If you have been appointed as someone’s attorney under an Enduring Power of Attorney, then you will be obliged to register it for use in the event that they become unable to manage their own affairs. We take a look at what needs to be done and how the power can be used.
Registering An Enduring Power of Attorney
If you believe that someone who made an Enduring Power of Attorney appointing you to act on their behalf no longer has mental capacity, you need to apply to the Court Office to register the document. You will need to send the following items:
- Original Enduring Power of Attorney
- Notice of intention to apply for registration, which will need to be served on the donor, ie. the person who executed the Enduring Power of Attorney, as well as those listed on the document as entitled to be notified and any co-attorneys
- The application for registration form
- A doctor’s letter confirming that the donor is becoming incapable
- The court fee, currently £30, together with a £5 fee for a search of the register
Notice should be given to those entitled to receive it no more than three days before the application is made. The court will then wait five weeks to give those who have been notified a chance to object to registration. If no objections are received, the power will be registered.
The court will then send the original Enduring Power of Attorney back to you, signed by the Chief Registrar and stamped by the court along with certified copies.
Using The Registered Enduring Power of Attorney
The way in which the Enduring Power of Attorney can be used will depend on whether it contains any restrictions and whether there are any co-attorneys.
The donor may have stated that the attorney cannot carry out certain actions, such as selling their home. Otherwise, a copy of the Enduring Power of Attorney can be supplied to the donor’s financial institutions to give the attorney the authority to deal with all of their financial affairs.
Where there is more than one attorney, the power will state whether you can act separately or whether you must all agree on decisions together. The latter can make it fairly difficult to act, with attorneys always needing to seek the approval of the others before any single action can be taken.
It may be better when making an Enduring Power of Attorney to appoint replacement attorneys who can step in, should the original choice be unable or unwilling to act when the time comes.
Using An Unregistered Enduring Power of Attorney
If the donor needs help with their financial affairs while they still have the capacity to act, the Enduring Power of Attorney can be used to allow the attorney to deal with their affairs for them, unless it states that it is not to be used unless capacity has been lost.
The only difference between a registered and unregistered power is that the donor can discuss their wishes with the attorney and can also take a part in dealing with matters while they still have the ability to do so.

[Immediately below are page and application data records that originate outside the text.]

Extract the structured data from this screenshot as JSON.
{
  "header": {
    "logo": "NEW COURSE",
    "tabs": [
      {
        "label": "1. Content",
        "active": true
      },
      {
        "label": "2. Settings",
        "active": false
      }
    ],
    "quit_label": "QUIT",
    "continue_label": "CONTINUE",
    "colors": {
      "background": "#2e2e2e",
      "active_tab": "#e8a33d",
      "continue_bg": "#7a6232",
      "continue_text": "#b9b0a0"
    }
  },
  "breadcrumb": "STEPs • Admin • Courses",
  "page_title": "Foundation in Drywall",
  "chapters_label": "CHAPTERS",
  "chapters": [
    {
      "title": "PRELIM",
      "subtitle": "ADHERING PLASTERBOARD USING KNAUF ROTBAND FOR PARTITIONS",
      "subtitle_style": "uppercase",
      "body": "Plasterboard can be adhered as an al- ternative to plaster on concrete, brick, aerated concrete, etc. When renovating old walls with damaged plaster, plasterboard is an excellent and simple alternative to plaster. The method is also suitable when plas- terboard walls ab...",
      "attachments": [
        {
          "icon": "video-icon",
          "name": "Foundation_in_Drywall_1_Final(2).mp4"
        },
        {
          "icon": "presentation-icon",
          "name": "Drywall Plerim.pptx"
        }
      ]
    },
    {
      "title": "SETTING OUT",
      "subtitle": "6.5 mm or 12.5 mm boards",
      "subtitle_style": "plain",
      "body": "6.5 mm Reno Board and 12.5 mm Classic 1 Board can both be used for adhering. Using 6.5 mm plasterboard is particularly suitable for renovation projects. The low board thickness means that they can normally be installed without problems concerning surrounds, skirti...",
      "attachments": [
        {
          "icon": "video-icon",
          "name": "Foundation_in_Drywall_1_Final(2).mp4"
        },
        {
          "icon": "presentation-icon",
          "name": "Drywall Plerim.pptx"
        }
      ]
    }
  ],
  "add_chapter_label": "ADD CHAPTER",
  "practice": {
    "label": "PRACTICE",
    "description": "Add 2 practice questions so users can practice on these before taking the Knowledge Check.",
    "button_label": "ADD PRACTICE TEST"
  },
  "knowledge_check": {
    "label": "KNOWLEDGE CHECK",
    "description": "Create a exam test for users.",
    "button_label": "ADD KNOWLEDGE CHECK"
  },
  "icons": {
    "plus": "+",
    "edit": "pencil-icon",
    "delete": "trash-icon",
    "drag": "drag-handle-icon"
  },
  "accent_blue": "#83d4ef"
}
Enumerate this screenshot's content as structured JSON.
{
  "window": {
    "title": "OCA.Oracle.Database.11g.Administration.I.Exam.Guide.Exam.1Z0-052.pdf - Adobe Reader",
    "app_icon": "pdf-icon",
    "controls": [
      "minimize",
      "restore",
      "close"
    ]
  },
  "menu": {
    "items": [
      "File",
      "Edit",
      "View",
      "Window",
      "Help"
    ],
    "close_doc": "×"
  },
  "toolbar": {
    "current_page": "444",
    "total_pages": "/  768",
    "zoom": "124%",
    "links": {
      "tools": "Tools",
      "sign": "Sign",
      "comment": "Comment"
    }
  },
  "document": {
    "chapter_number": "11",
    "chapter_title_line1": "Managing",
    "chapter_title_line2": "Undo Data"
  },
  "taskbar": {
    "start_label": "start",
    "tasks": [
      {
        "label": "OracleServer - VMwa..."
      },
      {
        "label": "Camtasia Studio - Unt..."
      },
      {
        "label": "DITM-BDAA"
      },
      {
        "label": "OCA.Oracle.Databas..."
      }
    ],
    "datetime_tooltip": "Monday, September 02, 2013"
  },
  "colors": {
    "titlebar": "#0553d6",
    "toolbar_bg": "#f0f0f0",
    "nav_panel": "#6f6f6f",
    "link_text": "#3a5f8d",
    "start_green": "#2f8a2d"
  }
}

If the donor loses mental capacity, then the attorney should not use the power until such time as it has been registered.
Contact Our Enduring Power Of Attorney Advocates
Making an Enduring Power of Attorney can be very helpful for a family, who would otherwise find it difficult to step in and help a relative who could no longer manage. At Quinn Legal, we can explain the process of making an Enduring Power of Attorney to you and answer any questions you may have.
For more information, see Powers of Attorney.
Alternatively, you can fill out our online enquiry and we will contact you.